## Data shown

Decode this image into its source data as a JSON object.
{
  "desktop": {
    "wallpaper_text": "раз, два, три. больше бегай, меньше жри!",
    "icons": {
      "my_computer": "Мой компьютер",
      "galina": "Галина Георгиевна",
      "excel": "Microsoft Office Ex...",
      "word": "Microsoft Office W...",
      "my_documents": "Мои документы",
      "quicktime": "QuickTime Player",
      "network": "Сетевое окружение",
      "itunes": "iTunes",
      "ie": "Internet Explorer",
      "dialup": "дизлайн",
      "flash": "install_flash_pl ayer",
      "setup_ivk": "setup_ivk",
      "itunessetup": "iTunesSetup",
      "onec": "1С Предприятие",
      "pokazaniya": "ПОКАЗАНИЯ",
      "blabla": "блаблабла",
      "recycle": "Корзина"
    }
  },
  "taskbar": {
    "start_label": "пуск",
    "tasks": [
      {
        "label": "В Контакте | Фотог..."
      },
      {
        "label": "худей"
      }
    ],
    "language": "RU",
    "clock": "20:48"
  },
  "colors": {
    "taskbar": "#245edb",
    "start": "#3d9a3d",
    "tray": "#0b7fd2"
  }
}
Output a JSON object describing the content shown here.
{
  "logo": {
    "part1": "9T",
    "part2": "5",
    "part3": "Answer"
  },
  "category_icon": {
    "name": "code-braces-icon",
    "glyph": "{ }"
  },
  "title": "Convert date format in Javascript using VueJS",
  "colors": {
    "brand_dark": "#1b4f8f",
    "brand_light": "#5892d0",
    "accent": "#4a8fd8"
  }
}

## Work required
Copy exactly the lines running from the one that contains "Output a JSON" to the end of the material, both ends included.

## Task solution
Output a JSON object describing the content shown here.
{
  "logo": {
    "part1": "9T",
    "part2": "5",
    "part3": "Answer"
  },
  "category_icon": {
    "name": "code-braces-icon",
    "glyph": "{ }"
  },
  "title": "Convert date format in Javascript using VueJS",
  "colors": {
    "brand_dark": "#1b4f8f",
    "brand_light": "#5892d0",
    "accent": "#4a8fd8"
  }
}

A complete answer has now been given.